LEGISLATION: Paying for Natural Resource Damages

What does the Exxon Valdez $1.1 billion cleanup settlement have in common with the solid waste industry? This massive judgment resulted from the Natural Resource Damages Assessment (NRDA) statute - a law that also can directly affect refuse businesses.

NRDA allows the government to collect damages for injury, destruction or loss of natural resources. These assessments pay to restore or replenish wildlife habitats, marshes, beaches, rivers, etc. Damages typically are assessed by a contingent valuation, which measures the passive uses - such as the public's enjoyment - of the environment.

NRDA also represents a potential source for financial losses.

Today, NRDA is being used for all types of environmental damage, and awards have gained momentum, although its legislative future remains in question.

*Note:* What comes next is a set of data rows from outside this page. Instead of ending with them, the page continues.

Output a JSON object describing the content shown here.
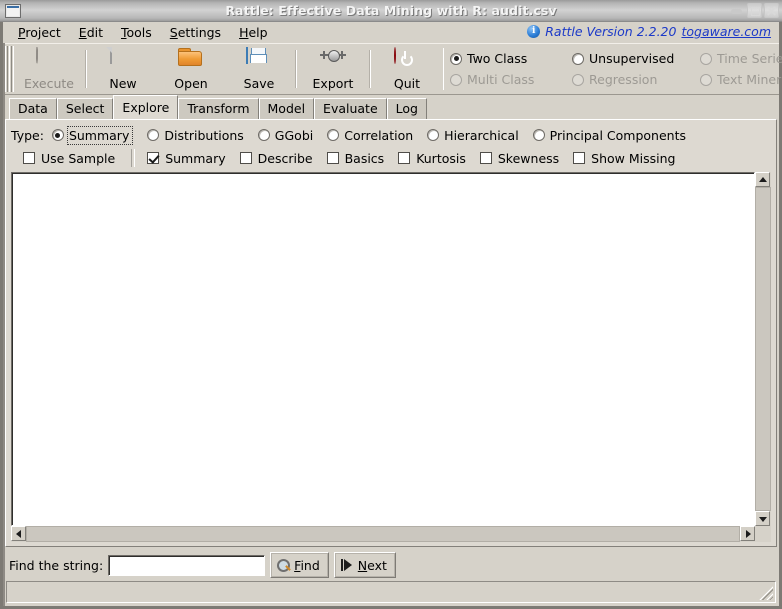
{
  "window": {
    "title": "Rattle: Effective Data Mining with R: audit.csv",
    "app_icon": "window-icon",
    "buttons": [
      {
        "name": "minimize-button",
        "glyph": "minimize-icon"
      },
      {
        "name": "maximize-button",
        "glyph": "maximize-icon"
      },
      {
        "name": "close-button",
        "glyph": "close-icon"
      }
    ]
  },
  "menubar": {
    "items": [
      {
        "label": "Project",
        "mnemonic": "P",
        "rest": "roject"
      },
      {
        "label": "Edit",
        "mnemonic": "E",
        "rest": "dit"
      },
      {
        "label": "Tools",
        "mnemonic": "T",
        "rest": "ools"
      },
      {
        "label": "Settings",
        "mnemonic": "S",
        "rest": "ettings"
      },
      {
        "label": "Help",
        "mnemonic": "H",
        "rest": "elp"
      }
    ]
  },
  "version_bar": {
    "info_icon": "info-icon",
    "glyph": "i",
    "text": "Rattle Version 2.2.20",
    "link": "togaware.com",
    "color": "#1b39c8"
  },
  "toolbar": {
    "items": [
      {
        "label": "Execute",
        "icon": "cog-icon",
        "disabled": true
      },
      {
        "label": "New",
        "icon": "page-icon",
        "disabled": false
      },
      {
        "label": "Open",
        "icon": "folder-icon",
        "disabled": false
      },
      {
        "label": "Save",
        "icon": "floppy-icon",
        "disabled": false
      },
      {
        "label": "Export",
        "icon": "connector-icon",
        "disabled": false
      },
      {
        "label": "Quit",
        "icon": "power-icon",
        "disabled": false
      }
    ]
  },
  "class_panel": {
    "options": [
      {
        "label": "Two Class",
        "selected": true,
        "disabled": false
      },
      {
        "label": "Unsupervised",
        "selected": false,
        "disabled": false
      },
      {
        "label": "Time Series",
        "selected": false,
        "disabled": true
      },
      {
        "label": "Multi Class",
        "selected": false,
        "disabled": true
      },
      {
        "label": "Regression",
        "selected": false,
        "disabled": true
      },
      {
        "label": "Text Miner",
        "selected": false,
        "disabled": true
      }
    ]
  },
  "tabs": {
    "items": [
      {
        "label": "Data",
        "active": false
      },
      {
        "label": "Select",
        "active": false
      },
      {
        "label": "Explore",
        "active": true
      },
      {
        "label": "Transform",
        "active": false
      },
      {
        "label": "Model",
        "active": false
      },
      {
        "label": "Evaluate",
        "active": false
      },
      {
        "label": "Log",
        "active": false
      }
    ]
  },
  "explore": {
    "type_label": "Type:",
    "type_options": [
      {
        "label": "Summary",
        "selected": true,
        "focused": true
      },
      {
        "label": "Distributions",
        "selected": false,
        "focused": false
      },
      {
        "label": "GGobi",
        "selected": false,
        "focused": false
      },
      {
        "label": "Correlation",
        "selected": false,
        "focused": false
      },
      {
        "label": "Hierarchical",
        "selected": false,
        "focused": false
      },
      {
        "label": "Principal Components",
        "selected": false,
        "focused": false
      }
    ],
    "checkboxes": [
      {
        "label": "Use Sample",
        "checked": false,
        "separator_after": true
      },
      {
        "label": "Summary",
        "checked": true,
        "separator_after": false
      },
      {
        "label": "Describe",
        "checked": false,
        "separator_after": false
      },
      {
        "label": "Basics",
        "checked": false,
        "separator_after": false
      },
      {
        "label": "Kurtosis",
        "checked": false,
        "separator_after": false
      },
      {
        "label": "Skewness",
        "checked": false,
        "separator_after": false
      },
      {
        "label": "Show Missing",
        "checked": false,
        "separator_after": false
      }
    ],
    "textview_content": ""
  },
  "scrollbars": {
    "vertical": {
      "up": "arrow-up-icon",
      "down": "arrow-down-icon"
    },
    "horizontal": {
      "left": "arrow-left-icon",
      "right": "arrow-right-icon"
    }
  },
  "findbar": {
    "label": "Find the string:",
    "input_value": "",
    "input_placeholder": "",
    "find_button": {
      "icon": "magnifier-icon",
      "mnemonic": "F",
      "rest": "ind"
    },
    "next_button": {
      "icon": "skip-next-icon",
      "mnemonic": "N",
      "rest": "ext"
    }
  },
  "statusbar": {
    "text": "",
    "grip": "resize-grip-icon"
  }
}
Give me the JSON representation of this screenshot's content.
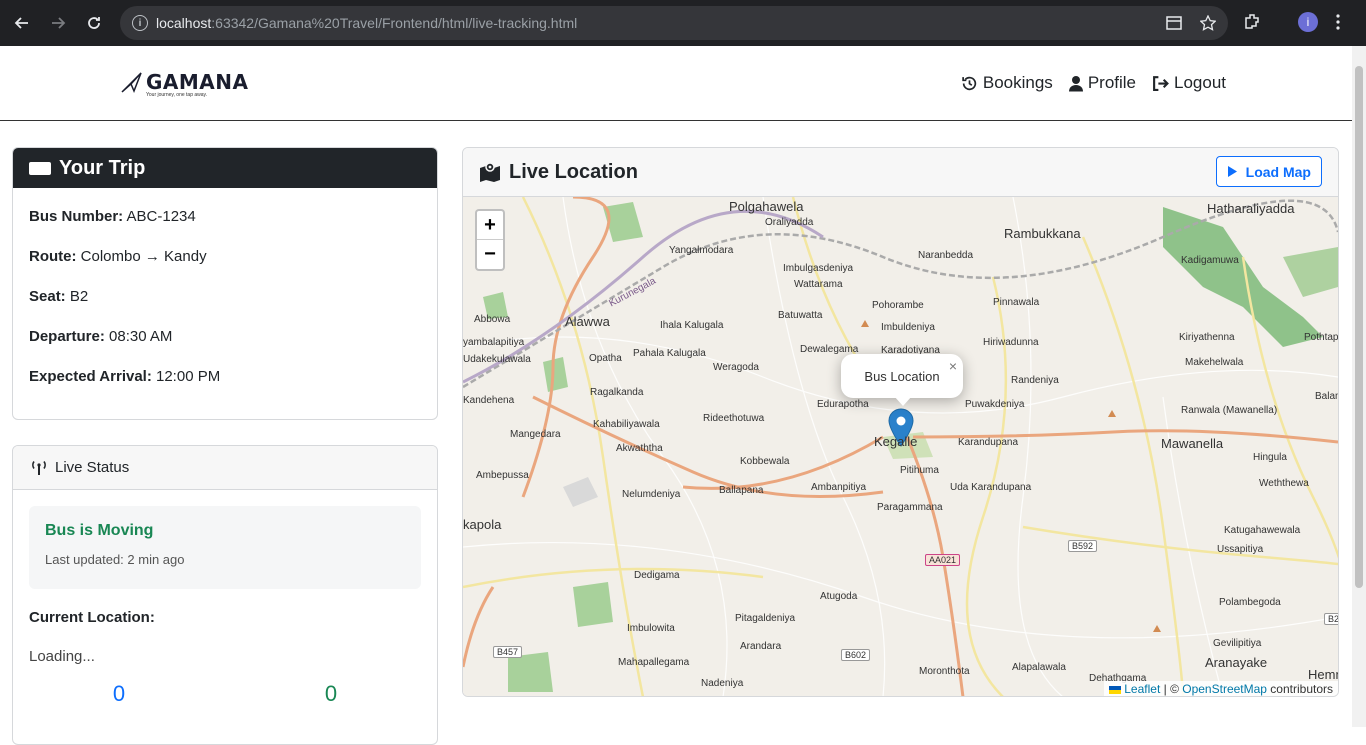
{
  "browser": {
    "url_host": "localhost",
    "url_path": ":63342/Gamana%20Travel/Frontend/html/live-tracking.html",
    "avatar_letter": "i"
  },
  "header": {
    "logo_text": "GAMANA",
    "logo_tagline": "Your journey, one tap away.",
    "nav": [
      {
        "label": "Bookings",
        "icon": "history-icon"
      },
      {
        "label": "Profile",
        "icon": "user-icon"
      },
      {
        "label": "Logout",
        "icon": "logout-icon"
      }
    ]
  },
  "trip": {
    "title": "Your Trip",
    "fields": [
      {
        "label": "Bus Number:",
        "value": "ABC-1234"
      },
      {
        "label": "Route:",
        "value": "Colombo → Kandy"
      },
      {
        "label": "Seat:",
        "value": "B2"
      },
      {
        "label": "Departure:",
        "value": "08:30 AM"
      },
      {
        "label": "Expected Arrival:",
        "value": "12:00 PM"
      }
    ]
  },
  "status": {
    "title": "Live Status",
    "state": "Bus is Moving",
    "updated": "Last updated: 2 min ago",
    "current_location_label": "Current Location:",
    "current_location_value": "Loading...",
    "counter_1": "0",
    "counter_2": "0"
  },
  "map": {
    "title": "Live Location",
    "load_button": "Load Map",
    "zoom_in": "+",
    "zoom_out": "−",
    "popup_text": "Bus Location",
    "popup_close": "×",
    "attribution_leaflet": "Leaflet",
    "attribution_sep": " | © ",
    "attribution_osm": "OpenStreetMap",
    "attribution_suffix": " contributors",
    "labels": [
      "Polgahawela",
      "Oraliyadda",
      "Yangalmodara",
      "Imbulgasdeniya",
      "Wattarama",
      "Naranbedda",
      "Rambukkana",
      "Hatharaliyadda",
      "Kadigamuwa",
      "Abbowa",
      "Alawwa",
      "Ihala Kalugala",
      "Batuwatta",
      "Pohorambe",
      "Imbuldeniya",
      "Pinnawala",
      "Kiriyathenna",
      "Pothtap",
      "yambalapitiya",
      "Udakekulawala",
      "Opatha",
      "Pahala Kalugala",
      "Dewalegama",
      "Karadotiyana",
      "Hiriwadunna",
      "Makehelwala",
      "Weragoda",
      "Randeniya",
      "Kandehena",
      "Ragalkanda",
      "Edurapotha",
      "Puwakdeniya",
      "Balana",
      "Ranwala (Mawanella)",
      "Mangedara",
      "Kahabiliyawala",
      "Rideethotuwa",
      "Kegalle",
      "Karandupana",
      "Mawanella",
      "Akwaththa",
      "Kobbewala",
      "Pitihuma",
      "Hingula",
      "Ambepussa",
      "Nelumdeniya",
      "Ballapana",
      "Ambanpitiya",
      "Uda Karandupana",
      "Weththewa",
      "kapola",
      "Paragammana",
      "Katugahawewala",
      "Ussapitiya",
      "Dedigama",
      "Atugoda",
      "Polambegoda",
      "Imbulowita",
      "Pitagaldeniya",
      "Gevilipitiya",
      "Arandara",
      "Mahapallegama",
      "Moronthota",
      "Alapalawala",
      "Aranayake",
      "Dehathgama",
      "Hemm",
      "Nadeniya",
      "Kurunegala"
    ],
    "road_badges": [
      "AA021",
      "B592",
      "B457",
      "B602",
      "B2"
    ]
  }
}
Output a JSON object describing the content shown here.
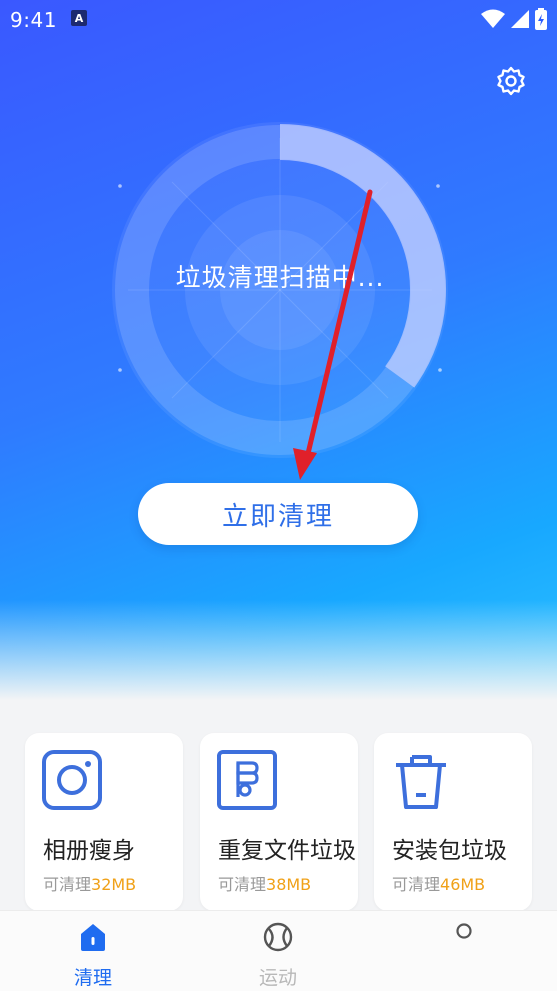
{
  "status_bar": {
    "time": "9:41",
    "notification": "A"
  },
  "scanner": {
    "status_text": "垃圾清理扫描中...",
    "progress_percent": 35
  },
  "clean_button": {
    "label": "立即清理"
  },
  "cards": [
    {
      "title": "相册瘦身",
      "sub_prefix": "可清理",
      "amount": "32MB",
      "icon": "camera-icon"
    },
    {
      "title": "重复文件垃圾",
      "sub_prefix": "可清理",
      "amount": "38MB",
      "icon": "duplicate-file-icon"
    },
    {
      "title": "安装包垃圾",
      "sub_prefix": "可清理",
      "amount": "46MB",
      "icon": "trash-icon"
    }
  ],
  "tabs": [
    {
      "label": "清理",
      "active": true,
      "icon": "home-icon"
    },
    {
      "label": "运动",
      "active": false,
      "icon": "ball-icon"
    },
    {
      "label": "",
      "active": false,
      "icon": "dot-icon"
    }
  ],
  "colors": {
    "primary": "#2f6fe8",
    "accent_amount": "#f0a118",
    "tab_inactive": "#b8b8b8",
    "annotation_arrow": "#e0202a"
  }
}
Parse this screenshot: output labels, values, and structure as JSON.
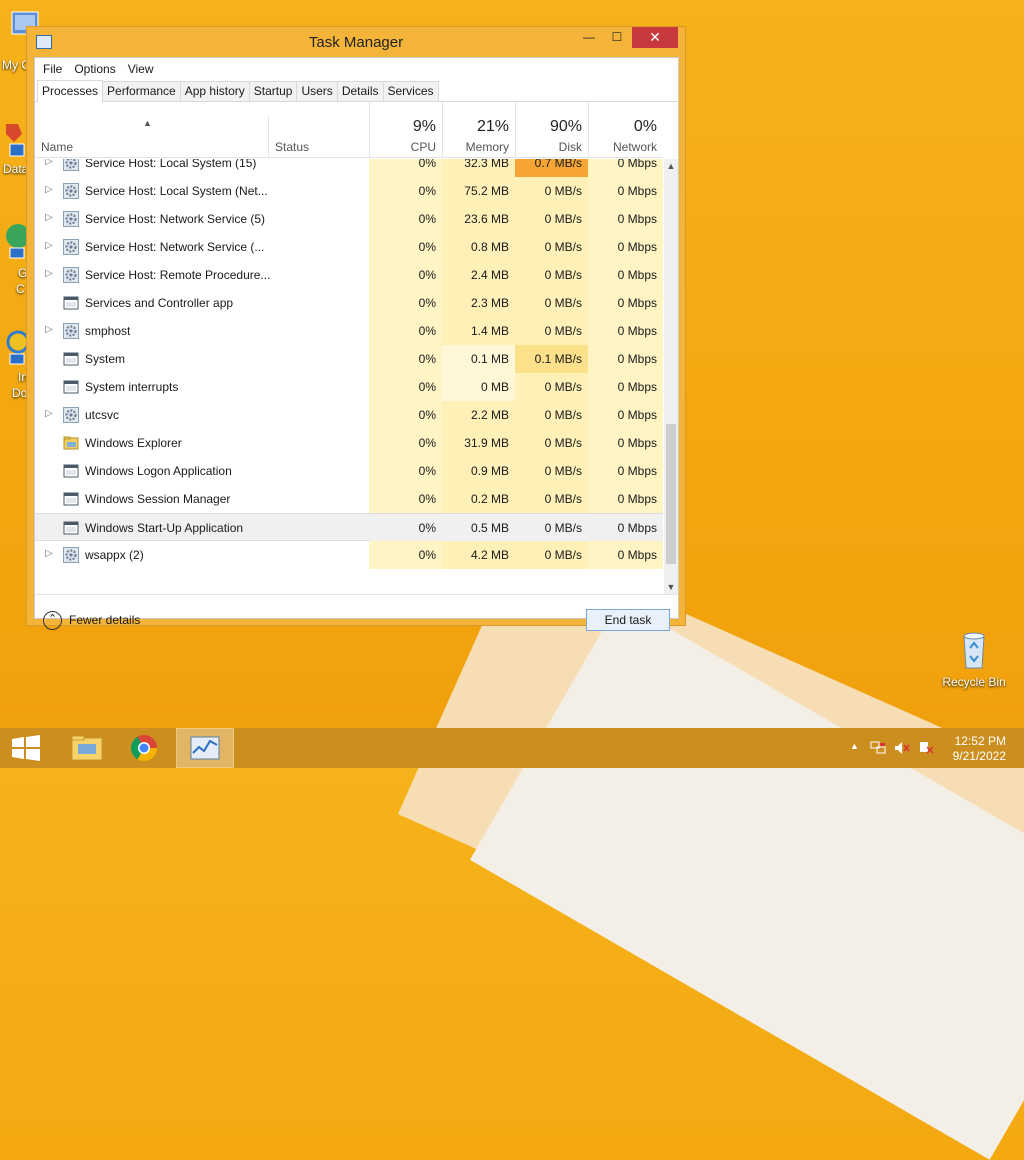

Customarily, natural resource damages are viewed as the difference between the natural resource in its pristine condition and its condition after the damage, and includes the cleanup, the value of lost use of the resource and the assessment cost.

The Department of the Interior (DOI), Washington, D.C., defines NRDA under the Comprehensive Environmental Response, Compensation and Liability Act (CERCLA) and establishes NRDA procedures for assessing damages caused by the release of hazardous wastes. This process identifies alternatives for restoring affected resources and/or acquiring equivalent resources.

These procedures consist of four phases:

* Preassessment. During this phase it's determined whether assessment actions are warranted.

* Assessment Plan. This involves ensuring reasonable assessment costs are incurred. Also, a plan is created describing the procedures to determine the extent of injury.

* Assessment. The three steps in assessment are: (1) determination of injury; (2) quantification; and (3) determination of damage.

* Post-Assessment. A monetary value is calculated.

Prior to 1992, damages were assessed at the lesser of restoration costs or by lost use values without restoration. In Ohio v. Department of Interior, 880 F.2d 432 (D.C. Cir. 1992), environmental groups challenged existing regulations, asserting that CERCLA would require levying damages to restore, replace or acquire the equivalent of injured resources in every case. The case resulted in the DOI revising NRDA regulations to establish the importance of restoration costs over lost use values, and to include the loss of passive use values. However, concerns remain on whether restoration costs or replacing natural resource are sufficient. In many situations, complete restoration or replacement is not possible. For example, when lost wildlife cannot be immediately replaced and, even where full restoration is possible, the public suffers the loss of enjoying the resource.

Thus, while all compensatory sums recovered are used to restore, replace or acquire equivalent natural resources, CERCLA explicitly allows for compensation in excess of actual damages as well.

Consider the case of a municipal wastewater treatment facility that accidentally released raw sewage from a pump station into a major waterway. Because of a line break, approximately 10 million gallons of raw sewage overflowed into the creek adjoining the pump station.

Two years later, state authorities issued a NRDA of nearly $200,000 against the municipality. The state also imposed a $50,000 penalty on the municipality and assessed fish kills and loss of recreational use of the creek at $200,000.

To satisfy the NRDA, the municipality performed a supplemental environmental project. The state determined that the most suitable project was a wetlands restoration.

The final construction of the wetlands restoration project totaled approximately $80,000, which was accepted in lieu of the initial $200,000 NRDA.

Considering the potential for significant NRDA claims, companies should work with their insurers to develop effective cost-containment strategies. Also, it's important to review your insurance policy's language to determine how your insurer would address NRDA claims. By paying attention to remediation plans, regulatory compliance and risk management, significant reductions in the financial risks of NRDA claims can be made.